DLSU to host official scrutiny of voting machines

Paterno Esmaquel II
The months-long source code review begins on October 1. This ensures that voting machines cannot be easily rigged.

'MASTER BLUEPRINT.' This CD contains the source code, or 'master blueprint,' or voting machines for the 2013 elections. File photo by Paterno Esmaquel II/Rappler

MANILA, Philippines – The De La Salle University (DLSU), one of the Philippines’ leading universities, has agreed to host the official scrutiny of the country’s voting machines for the 2016 elections. 

DLSU, a Catholic school based in Taft Avenue, Manila, is set to host the review of the source code or “master blueprint” of the voting machines, Commission on Elections (Comelec) Chairman Andres Bautista said.

The first part of the source review begins on October 1.

Bautista said another major phase is scheduled in February 2016.

He explained that DLSU will lend the Comelec a 200-square-meter space within its campus.
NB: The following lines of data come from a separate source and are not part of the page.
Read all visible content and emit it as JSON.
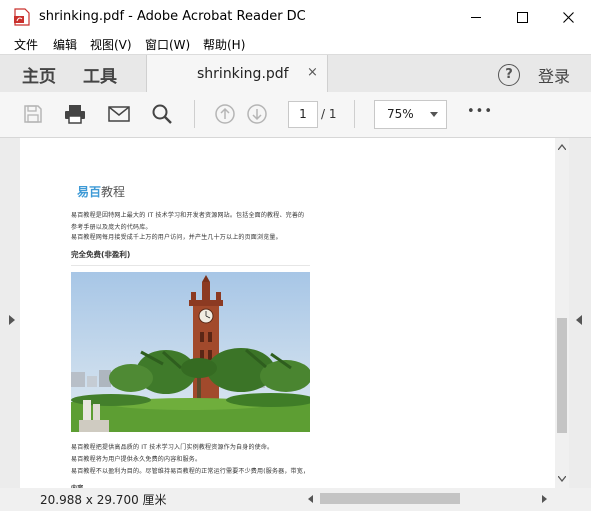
{
  "window": {
    "title": "shrinking.pdf - Adobe Acrobat Reader DC",
    "controls": [
      "minimize-icon",
      "maximize-icon",
      "close-icon"
    ]
  },
  "menu": {
    "items": [
      "文件",
      "编辑",
      "视图(V)",
      "窗口(W)",
      "帮助(H)"
    ]
  },
  "tabs": {
    "home": "主页",
    "tools": "工具",
    "document": "shrinking.pdf",
    "close": "×",
    "help_icon": "?",
    "login": "登录"
  },
  "toolbar": {
    "icons": [
      "save-icon",
      "print-icon",
      "email-icon",
      "search-icon",
      "page-up-icon",
      "page-down-icon",
      "more-icon"
    ],
    "page_current": "1",
    "page_total": "/ 1",
    "zoom": "75%",
    "more": "•••"
  },
  "document": {
    "logo_brand": "易百",
    "logo_rest": "教程",
    "intro_lines": [
      "易百教程是因特网上最大的 IT 技术学习和开发者资源网站。包括全面的教程、完善的",
      "参考手册以及庞大的代码库。",
      "易百教程网每月接受成千上万的用户访问，并产生几十万以上的页面浏览量。"
    ],
    "section_heading": "完全免费(非盈利)",
    "photo": "clock-tower-photo",
    "body_lines": [
      "易百教程把提供高品质的 IT 技术学习入门实例教程资源作为自身的使命。",
      "易百教程将为用户提供永久免费的内容和服务。",
      "易百教程不以盈利为目的。尽管维持易百教程的正常运行需要不少费用(服务器，带宽，"
    ],
    "cut_off_line": "内容..."
  },
  "status": {
    "page_size": "20.988 x 29.700 厘米"
  },
  "colors": {
    "brand_blue": "#3e9ad6",
    "chrome": "#f6f6f6",
    "tab_bar": "#e8e8e8"
  }
}
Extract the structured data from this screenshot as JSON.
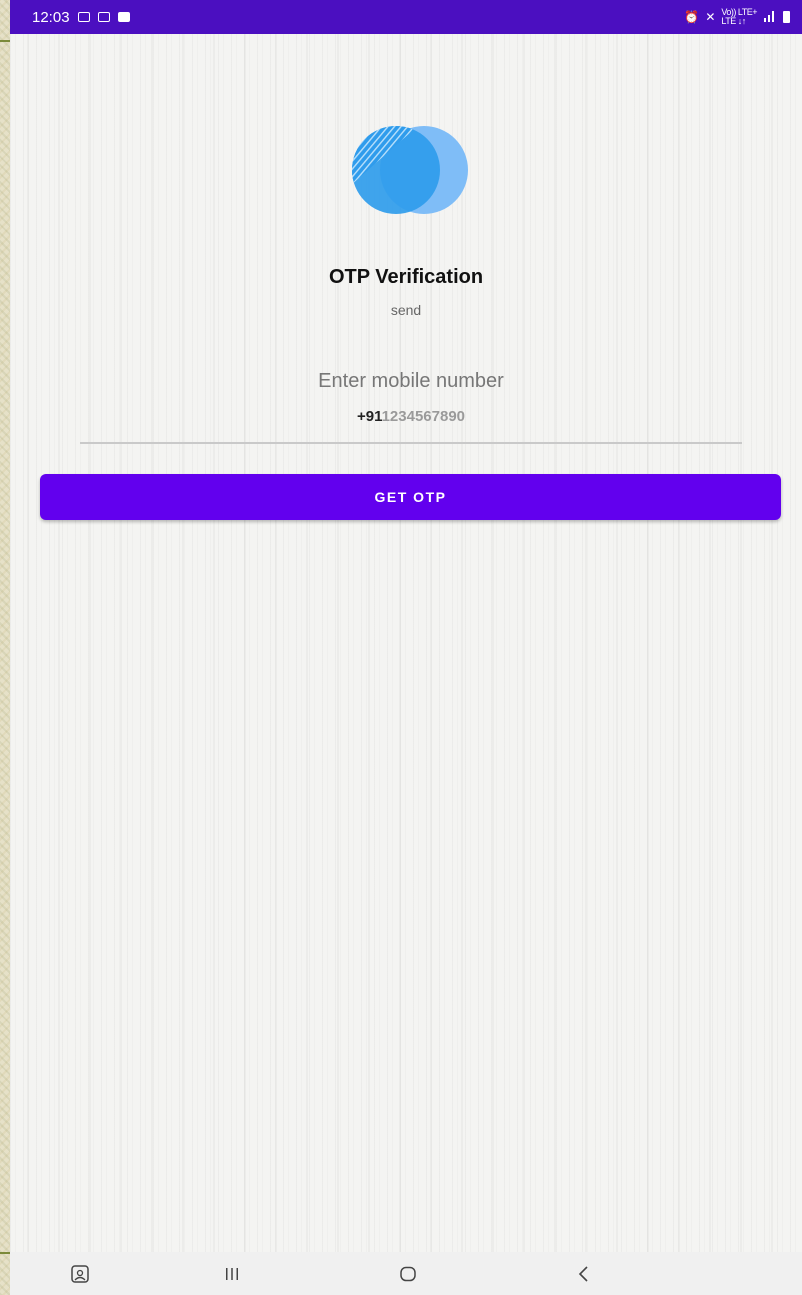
{
  "status_bar": {
    "time": "12:03",
    "left_icons": [
      "gallery-icon",
      "video-icon",
      "check-icon"
    ],
    "right_icons": [
      "alarm-icon",
      "mute-icon",
      "volte-lte-icon",
      "signal-icon",
      "battery-icon"
    ],
    "network_label_top": "Vo)) LTE+",
    "network_label_bottom": "LTE ↓↑"
  },
  "header": {
    "logo_icon": "overlapping-circles-logo",
    "title": "OTP Verification",
    "subtitle": "send"
  },
  "phone_field": {
    "hint": "Enter mobile number",
    "prefix": "+91",
    "number": "1234567890"
  },
  "actions": {
    "get_otp_label": "GET OTP"
  },
  "nav_bar": {
    "icons": [
      "screenshot-icon",
      "recents-icon",
      "home-icon",
      "back-icon"
    ]
  },
  "colors": {
    "status_bar": "#4b0fc0",
    "accent": "#6200ee",
    "logo_front": "#2f9cec",
    "logo_back": "#7fbdf7"
  }
}
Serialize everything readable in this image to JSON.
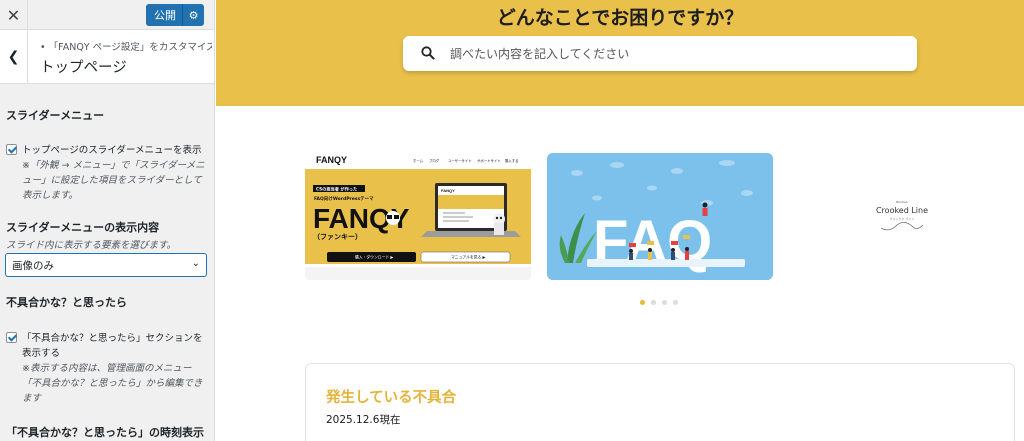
{
  "topbar": {
    "close_icon": "close-icon",
    "publish_label": "公開",
    "settings_icon": "gear-icon"
  },
  "section": {
    "breadcrumb": "「FANQY ページ設定」をカスタマイズ中",
    "title": "トップページ"
  },
  "controls": {
    "slider_heading": "スライダーメニュー",
    "slider_checkbox_label": "トップページのスライダーメニューを表示",
    "slider_checkbox_checked": true,
    "slider_note": "※「外観 → メニュー」で「スライダーメニュー」に設定した項目をスライダーとして表示します。",
    "slider_content_heading": "スライダーメニューの表示内容",
    "slider_content_desc": "スライド内に表示する要素を選びます。",
    "slider_content_value": "画像のみ",
    "trouble_heading": "不具合かな？と思ったら",
    "trouble_checkbox_label": "「不具合かな？と思ったら」セクションを表示する",
    "trouble_checkbox_checked": true,
    "trouble_note": "※表示する内容は、管理画面のメニュー「不具合かな？と思ったら」から編集できます",
    "trouble_time_heading": "「不具合かな？と思ったら」の時刻表示"
  },
  "preview": {
    "hero_title": "どんなことでお困りですか？",
    "search_placeholder": "調べたい内容を記入してください",
    "colors": {
      "hero": "#e9c04a",
      "accent": "#e3b43b",
      "sky": "#7cc0ec"
    },
    "slides": [
      {
        "brand": "FANQY",
        "nav": [
          "ホーム",
          "ブログ",
          "ユーザーサイト",
          "サポートサイト",
          "購入する"
        ],
        "tagline1": "CSの担当者 が作った",
        "tagline2": "FAQ向けWordPressテーマ",
        "logo": "FANQY",
        "kana": "（ファンキー）",
        "btn1": "購入・ダウンロード ▶",
        "btn2": "マニュアルを見る ▶",
        "mock_logo": "FANQY"
      },
      {
        "text": "FAQ"
      },
      {
        "small": "Blodian",
        "name": "Crooked Line",
        "sub": "クルックド ライン"
      }
    ],
    "dots_active": 0,
    "dots_total": 4,
    "issue_title": "発生している不具合",
    "issue_date": "2025.12.6現在"
  }
}
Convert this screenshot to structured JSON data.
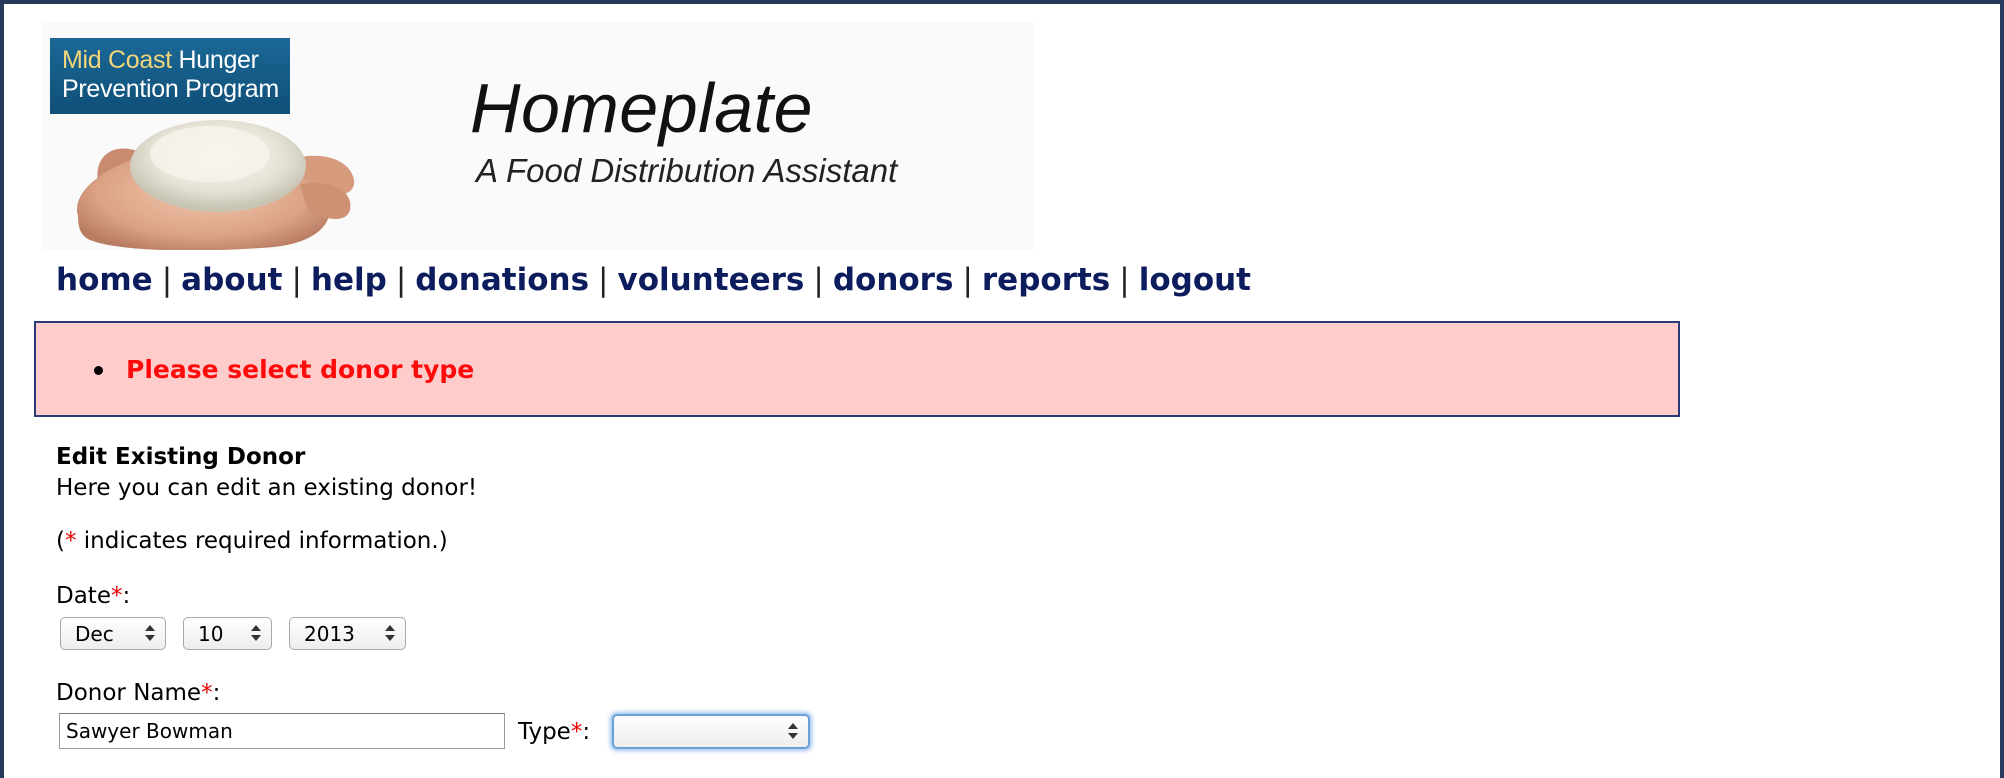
{
  "header": {
    "logo_line1_accent": "Mid Coast",
    "logo_line1_rest": " Hunger",
    "logo_line2": "Prevention Program",
    "title": "Homeplate",
    "subtitle": "A Food Distribution Assistant"
  },
  "nav": {
    "items": [
      "home",
      "about",
      "help",
      "donations",
      "volunteers",
      "donors",
      "reports",
      "logout"
    ],
    "separator": "|"
  },
  "error": {
    "messages": [
      "Please select donor type"
    ],
    "background_color": "#ffcccc",
    "text_color": "#ff0a0a"
  },
  "form": {
    "heading": "Edit Existing Donor",
    "intro": "Here you can edit an existing donor!",
    "required_note_prefix": "(",
    "required_marker": "*",
    "required_note_suffix": " indicates required information.)",
    "date_label": "Date",
    "date_month": "Dec",
    "date_day": "10",
    "date_year": "2013",
    "donor_name_label": "Donor Name",
    "donor_name_value": "Sawyer Bowman",
    "type_label": "Type",
    "type_value": "",
    "label_colon": ":"
  },
  "colors": {
    "frame": "#283a5c",
    "nav": "#0c1c5c",
    "required": "#ee0000"
  }
}
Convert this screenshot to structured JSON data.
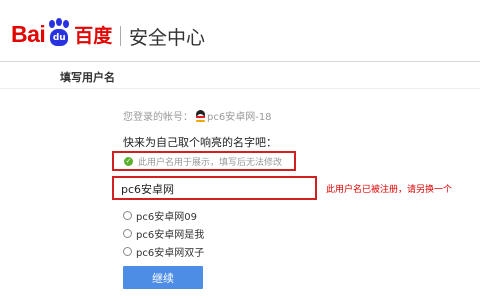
{
  "header": {
    "logo_bai": "Bai",
    "logo_du": "du",
    "logo_cn": "百度",
    "center_title": "安全中心"
  },
  "section": {
    "title": "填写用户名"
  },
  "account": {
    "label": "您登录的帐号：",
    "name": "pc6安卓网-18",
    "icon": "qq-penguin-icon"
  },
  "prompt": "快来为自己取个响亮的名字吧：",
  "notice": {
    "icon": "check-circle-icon",
    "text": "此用户名用于展示，填写后无法修改"
  },
  "username_input": {
    "value": "pc6安卓网",
    "error": "此用户名已被注册，请另换一个"
  },
  "suggestions": [
    {
      "label": "pc6安卓网09"
    },
    {
      "label": "pc6安卓网是我"
    },
    {
      "label": "pc6安卓网双子"
    }
  ],
  "continue_label": "继续",
  "colors": {
    "brand_red": "#e10602",
    "brand_blue": "#2932e1",
    "error_red": "#d02020",
    "button_blue": "#4d8de6"
  }
}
Then the poll pody will install around 15 computers in the area, and open the source code review to various groups, including the media.

Comelec Commissioner Christian Lim said the early source code review will allow the Comelec to correct “malicious lines,” if found in the voting machines, by December 30.

Major difference 

The source code review is seen as a means to ensure credible elections.

A Philippine law defines the source code as “human-readable instructions that define what the computer equipment will do.”

Source codes contain instructions for counting and canvassing of votes. Manipulation of the source codes could lead to fraud. (READ: FAQs: Why worry about PCOS code?)

The source code review for 2016 happens 7 months earlier than in the last elections, which was in May 2013.

In 2013, the Comelec presented the source code of voting machines for review only on May 9, or 4 days before elections. 

“This is important because organizations usually complain that they have too short a time to review the source code. So now we’re opening up everything so you have all the time now until the election day to review all the codes,” Comelec Commissioner Christian Lim earlier said in Filipino.

Bautista said in a previous news conference, “This is one difference between how 2016 will be conducted as opposed to 2010 and 2013.” – Rappler.com

Paterno Esmaquel II

Paterno R. Esmaquel II, news editor of Rappler, specializes in covering religion and foreign affairs. He obtained his MA Journalism degree from Ateneo and later finished MSc Asian Studies (Religions in Plural Societies) at RSIS, Singapore. For story ideas or feedback, email him at pat.esmaquel@rappler.com.